The required output is a number: how many lines of the data below include the string "JSON".

Available records:
##############################

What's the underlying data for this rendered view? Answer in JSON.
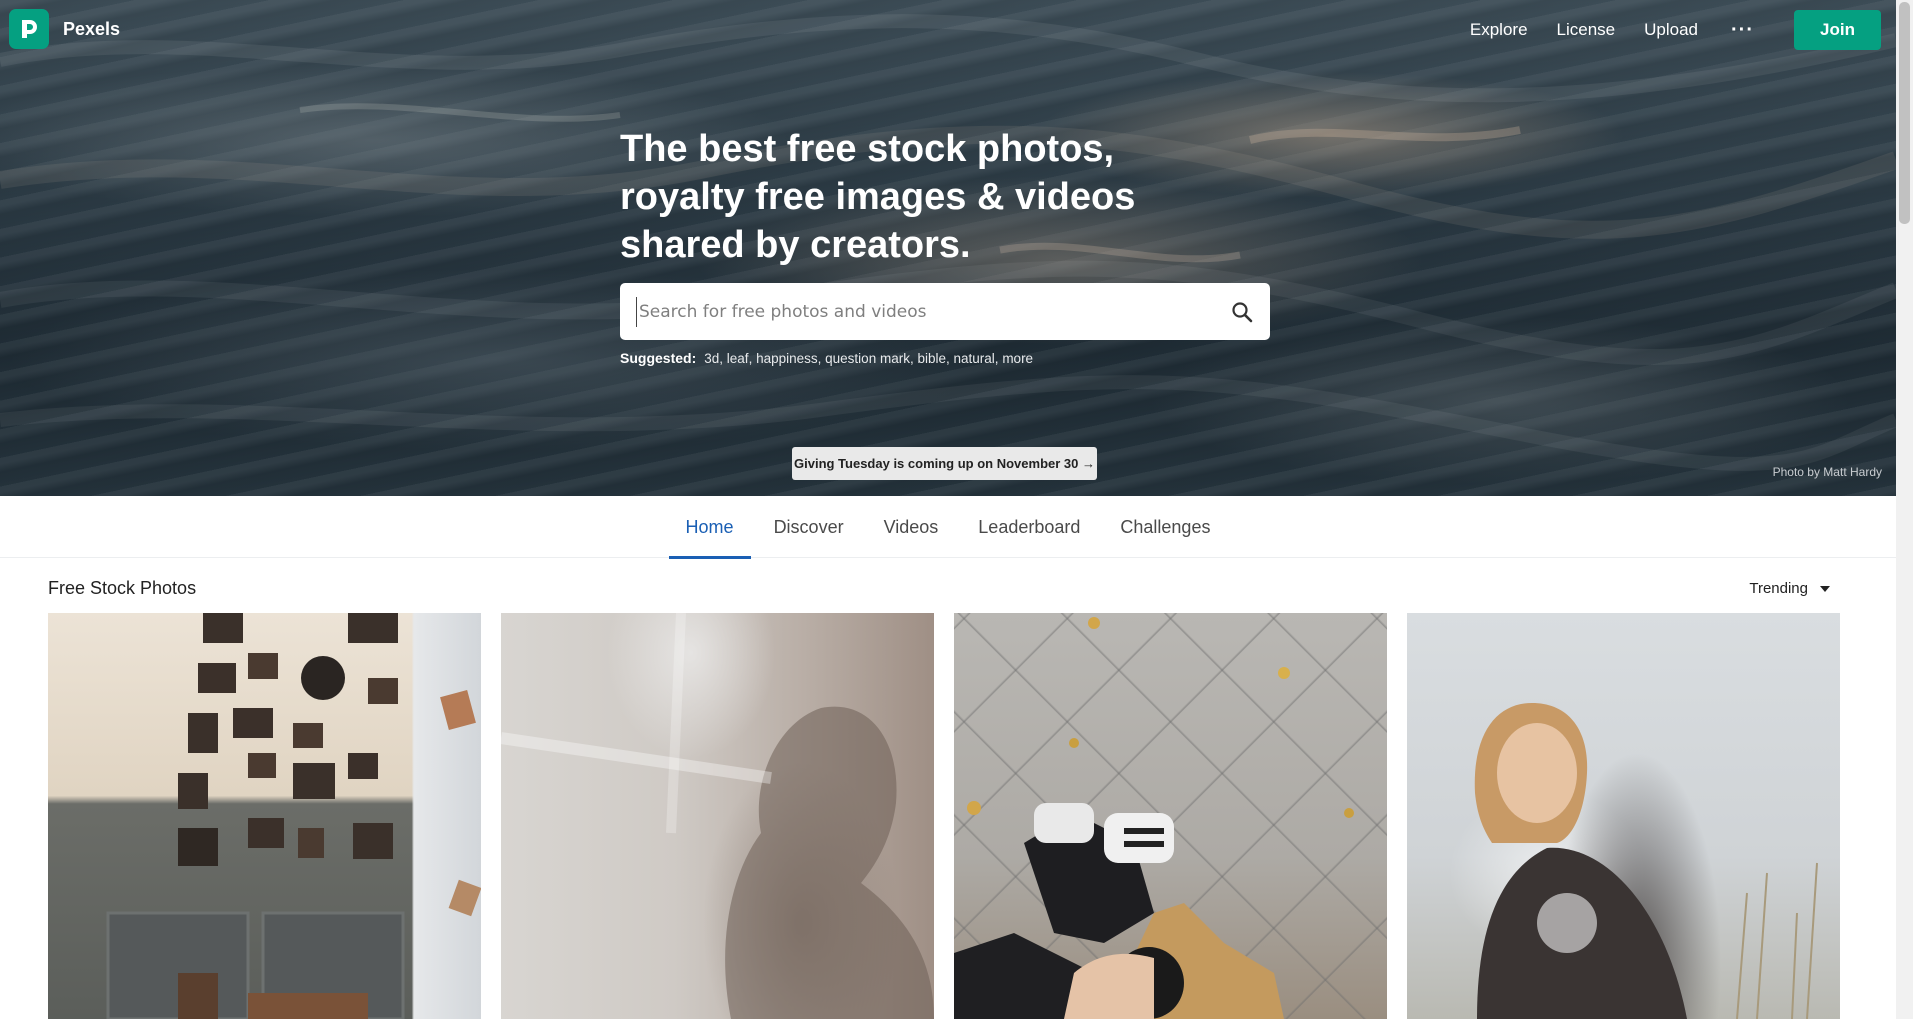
{
  "brand": {
    "name": "Pexels",
    "logo_letter": "P"
  },
  "nav": {
    "links": [
      "Explore",
      "License",
      "Upload"
    ],
    "more_label": "···",
    "join_label": "Join"
  },
  "hero": {
    "title": "The best free stock photos, royalty free images & videos shared by creators.",
    "search_placeholder": "Search for free photos and videos",
    "search_value": "",
    "suggested_label": "Suggested:",
    "suggested_tags": [
      "3d",
      "leaf",
      "happiness",
      "question mark",
      "bible",
      "natural",
      "more"
    ],
    "banner_text": "Giving Tuesday is coming up on November 30 →",
    "photo_credit": "Photo by Matt Hardy"
  },
  "tabs": [
    {
      "label": "Home",
      "active": true
    },
    {
      "label": "Discover",
      "active": false
    },
    {
      "label": "Videos",
      "active": false
    },
    {
      "label": "Leaderboard",
      "active": false
    },
    {
      "label": "Challenges",
      "active": false
    }
  ],
  "section": {
    "title": "Free Stock Photos",
    "sort_value": "Trending"
  },
  "colors": {
    "brand_green": "#05a081",
    "active_tab": "#1a5fb4"
  },
  "icons": {
    "search": "search-icon",
    "caret": "chevron-down-icon",
    "logo": "pexels-logo-icon"
  }
}
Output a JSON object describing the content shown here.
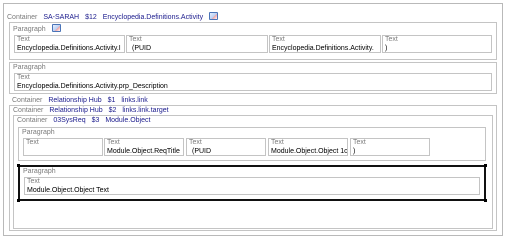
{
  "outer": {
    "label": "Container",
    "id": "SA-SARAH",
    "var": "$12",
    "binding": "Encyclopedia.Definitions.Activity"
  },
  "para1": {
    "label": "Paragraph",
    "cells": [
      {
        "label": "Text",
        "value": "Encyclopedia.Definitions.Activity.I"
      },
      {
        "label": "Text",
        "value": "(PUID"
      },
      {
        "label": "Text",
        "value": "Encyclopedia.Definitions.Activity."
      },
      {
        "label": "Text",
        "value": ")"
      }
    ]
  },
  "para2": {
    "label": "Paragraph",
    "cells": [
      {
        "label": "Text",
        "value": "Encyclopedia.Definitions.Activity.prp_Description"
      }
    ]
  },
  "hub": {
    "label": "Container",
    "id": "Relationship Hub",
    "var": "$1",
    "binding": "links.link"
  },
  "hub2": {
    "label": "Container",
    "id": "Relationship Hub",
    "var": "$2",
    "binding": "links.link.target"
  },
  "sysreq": {
    "label": "Container",
    "id": "03SysReq",
    "var": "$3",
    "binding": "Module.Object"
  },
  "para3": {
    "label": "Paragraph",
    "cells": [
      {
        "label": "Text",
        "value": ""
      },
      {
        "label": "Text",
        "value": "Module.Object.ReqTitle"
      },
      {
        "label": "Text",
        "value": "(PUID"
      },
      {
        "label": "Text",
        "value": "Module.Object.Object 1c"
      },
      {
        "label": "Text",
        "value": ")"
      }
    ]
  },
  "para4": {
    "label": "Paragraph",
    "cells": [
      {
        "label": "Text",
        "value": "Module.Object.Object Text"
      }
    ]
  },
  "colors": {
    "border": "#c4c4c4",
    "label": "#7b7b7b",
    "binding": "#1a1a8c",
    "selection": "#111111"
  },
  "icons": [
    "module-icon",
    "paragraph-icon"
  ]
}
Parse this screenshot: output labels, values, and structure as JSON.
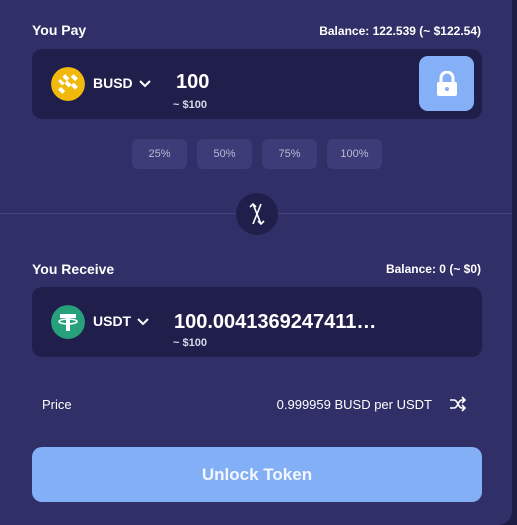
{
  "pay": {
    "label": "You Pay",
    "balance": "Balance: 122.539 (~ $122.54)",
    "token": "BUSD",
    "amount": "100",
    "usd": "~ $100",
    "token_icon": "busd-icon",
    "token_color": "#f0b90b"
  },
  "percent_buttons": [
    "25%",
    "50%",
    "75%",
    "100%"
  ],
  "receive": {
    "label": "You Receive",
    "balance": "Balance: 0 (~ $0)",
    "token": "USDT",
    "amount": "100.0041369247411…",
    "usd": "~ $100",
    "token_icon": "usdt-icon",
    "token_color": "#26a17b"
  },
  "price": {
    "label": "Price",
    "value": "0.999959 BUSD per USDT"
  },
  "unlock_button": "Unlock Token",
  "colors": {
    "card": "#312f67",
    "input_bg": "#201f4b",
    "accent": "#83aff6"
  }
}
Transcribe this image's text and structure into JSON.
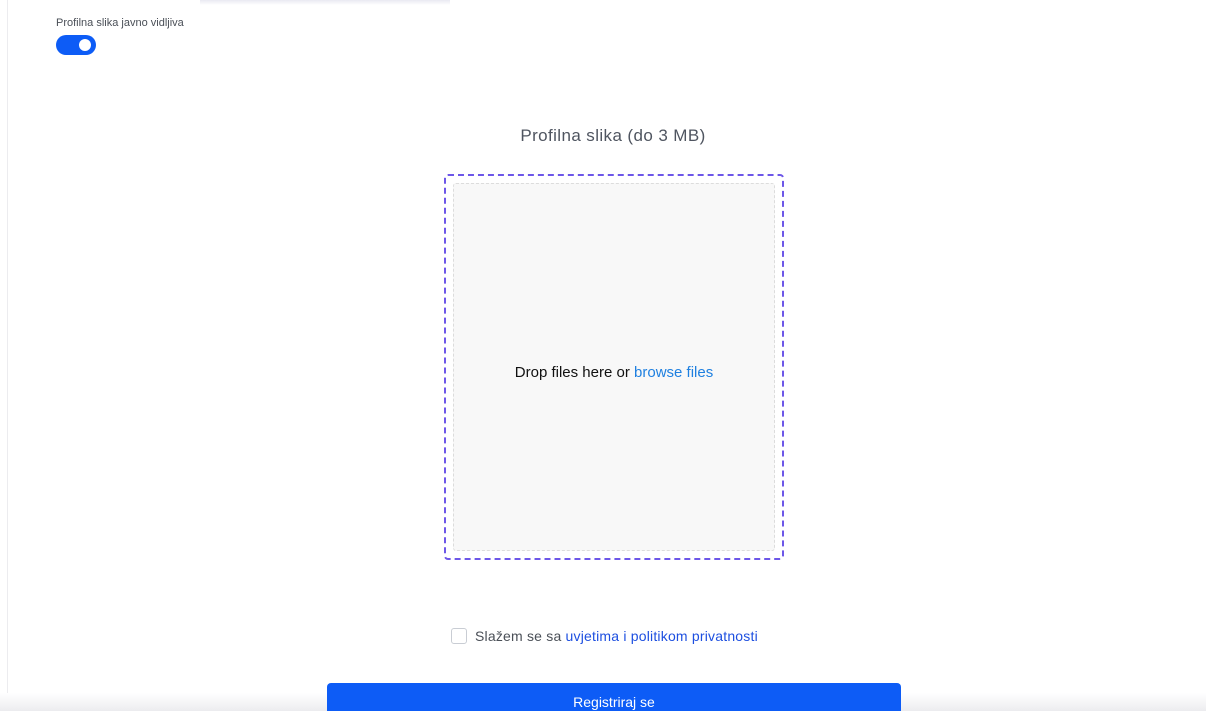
{
  "profile": {
    "visibility_label": "Profilna slika javno vidljiva",
    "visibility_enabled": true
  },
  "upload": {
    "title": "Profilna slika (do 3 MB)",
    "drop_text": "Drop files here or",
    "browse_link": "browse files"
  },
  "terms": {
    "prefix": "Slažem se sa",
    "link": "uvjetima i politikom privatnosti",
    "checked": false
  },
  "register_button": "Registriraj se",
  "colors": {
    "accent": "#0d5cf6",
    "dropzone_border": "#6d57e8",
    "link": "#1f80e0"
  }
}
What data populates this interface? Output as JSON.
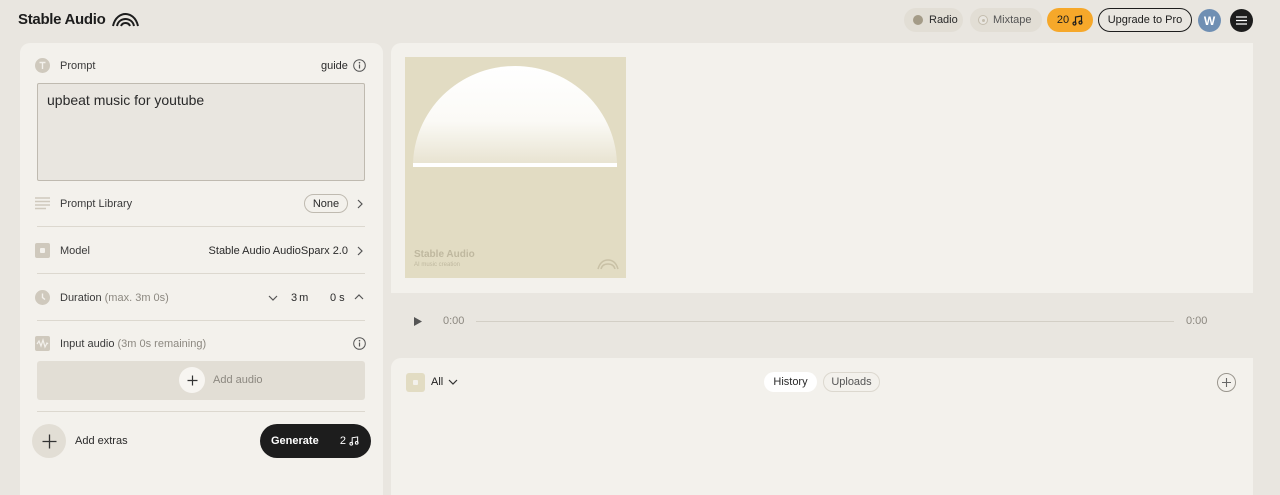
{
  "header": {
    "logo_text": "Stable Audio",
    "radio_label": "Radio",
    "mixtape_label": "Mixtape",
    "credits": "20",
    "upgrade_label": "Upgrade to Pro",
    "avatar_initial": "W"
  },
  "prompt": {
    "label": "Prompt",
    "guide_label": "guide",
    "value": "upbeat music for youtube"
  },
  "prompt_library": {
    "label": "Prompt Library",
    "selected": "None"
  },
  "model": {
    "label": "Model",
    "value": "Stable Audio AudioSparx 2.0"
  },
  "duration": {
    "label": "Duration",
    "hint": "(max. 3m 0s)",
    "minutes": "3",
    "minutes_unit": "m",
    "seconds": "0",
    "seconds_unit": "s"
  },
  "input_audio": {
    "label": "Input audio",
    "hint": "(3m 0s remaining)",
    "add_label": "Add audio"
  },
  "footer": {
    "add_extras_label": "Add extras",
    "generate_label": "Generate",
    "generate_cost": "2"
  },
  "artwork": {
    "brand": "Stable Audio",
    "subtitle": "AI music creation"
  },
  "player": {
    "current_time": "0:00",
    "total_time": "0:00"
  },
  "library": {
    "filter_label": "All",
    "tabs": [
      "History",
      "Uploads"
    ]
  },
  "colors": {
    "accent": "#f6a82a",
    "dark": "#1d1d1d",
    "background": "#e9e6e0",
    "panel": "#f3f1ec"
  }
}
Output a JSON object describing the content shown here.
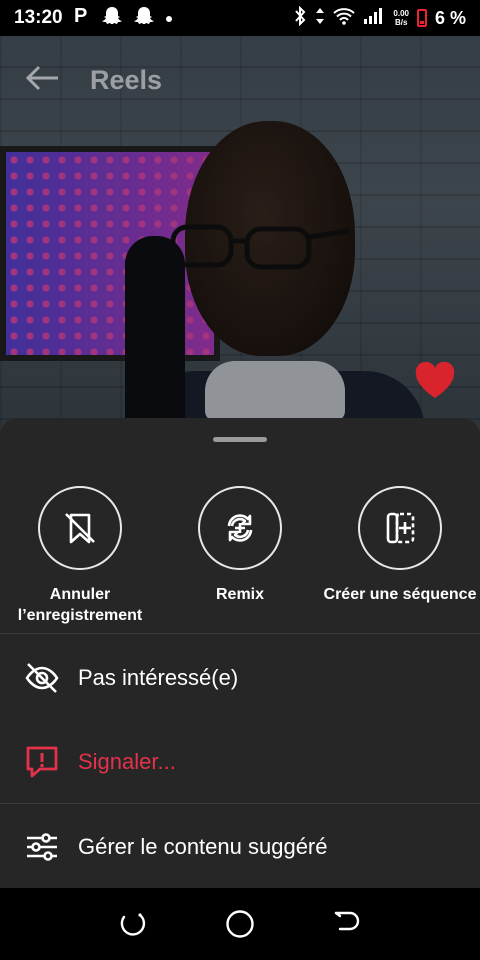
{
  "status_bar": {
    "time": "13:20",
    "net_speed_value": "0.00",
    "net_speed_unit": "B/s",
    "battery_percent": "6 %"
  },
  "header": {
    "title": "Reels"
  },
  "actions": [
    {
      "label": "Annuler l’enregistrement",
      "icon": "bookmark-off-icon"
    },
    {
      "label": "Remix",
      "icon": "remix-icon"
    },
    {
      "label": "Créer une séquence",
      "icon": "sequence-icon"
    }
  ],
  "menu": {
    "not_interested": "Pas intéressé(e)",
    "report": "Signaler...",
    "manage_suggested": "Gérer le contenu suggéré"
  },
  "colors": {
    "danger": "#e3324a",
    "heart": "#d9242e",
    "sheet_bg": "#262626"
  }
}
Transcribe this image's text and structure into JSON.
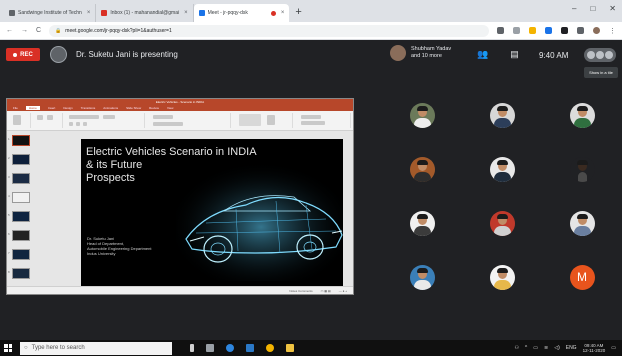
{
  "browser": {
    "tabs": [
      {
        "label": "Sandwinge Institute of Techn",
        "color": "#5f6368"
      },
      {
        "label": "Inbox (1) - mahanandial@gmai",
        "color": "#d93025"
      },
      {
        "label": "Meet - jr-pqqy-dsk",
        "color": "#1a73e8",
        "active": true
      }
    ],
    "new_tab": "+",
    "address": "meet.google.com/jr-pqqy-dsk?pli=1&authuser=1",
    "nav": {
      "back": "←",
      "forward": "→",
      "reload": "C"
    },
    "window_controls": {
      "minimize": "–",
      "maximize": "□",
      "close": "✕"
    }
  },
  "meet": {
    "rec_label": "REC",
    "presenter_text": "Dr. Suketu Jani is presenting",
    "participants_text_line1": "Shubham Yadav",
    "participants_text_line2": "and 10 more",
    "time": "9:40 AM",
    "tooltip": "Show in a tile",
    "participant_count": 12
  },
  "presentation": {
    "app_title": "Electric Vehicles - Scenario in INDIA",
    "ribbon_tabs": [
      "File",
      "Home",
      "Insert",
      "Design",
      "Transitions",
      "Animations",
      "Slide Show",
      "Review",
      "View"
    ],
    "slide_title": "Electric Vehicles  Scenario in INDIA\n& its Future\nProspects",
    "slide_author_lines": [
      "Dr. Suketu Jani",
      "Head of Department,",
      "Automobile Engineering Department",
      "Indus University"
    ],
    "thumbnail_numbers": [
      "1",
      "2",
      "3",
      "4",
      "5",
      "6",
      "7",
      "8"
    ],
    "status_text": "Notes   Comments"
  },
  "grid": {
    "tiles": [
      {
        "type": "face",
        "bg": "#6b7a5a",
        "shirt": "#eeeeee"
      },
      {
        "type": "face",
        "bg": "#d7d7d7",
        "shirt": "#2c3e5a"
      },
      {
        "type": "face",
        "bg": "#dcdcdc",
        "shirt": "#2f6f3f"
      },
      {
        "type": "face",
        "bg": "#a35a2a",
        "shirt": "#2d2d2d"
      },
      {
        "type": "face",
        "bg": "#e8e8e8",
        "shirt": "#1f2d3d"
      },
      {
        "type": "face",
        "bg": "#202124",
        "shirt": "#4a4a4a"
      },
      {
        "type": "face",
        "bg": "#f0f0f0",
        "shirt": "#3b3b3b"
      },
      {
        "type": "face",
        "bg": "#c0392b",
        "shirt": "#d0d0d0"
      },
      {
        "type": "face",
        "bg": "#e5e5e5",
        "shirt": "#6a7fa0"
      },
      {
        "type": "face",
        "bg": "#3a7fb8",
        "shirt": "#e9e9e9"
      },
      {
        "type": "face",
        "bg": "#f2f2f2",
        "shirt": "#e7b84a"
      },
      {
        "type": "initial",
        "letter": "M",
        "color": "#e8541d"
      }
    ]
  },
  "taskbar": {
    "search_placeholder": "Type here to search",
    "tray_lang": "ENG",
    "tray_time": "09:40 AM",
    "tray_date": "12-11-2020"
  }
}
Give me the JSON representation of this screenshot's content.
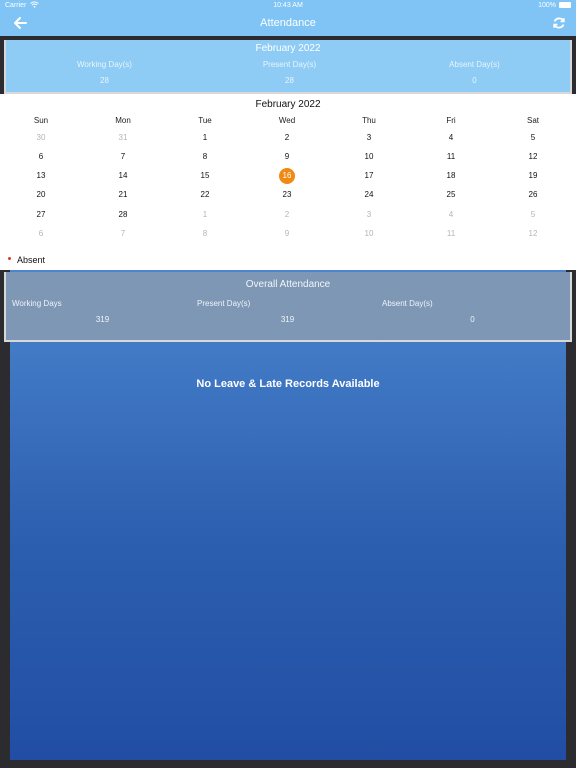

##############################

Task answer: 8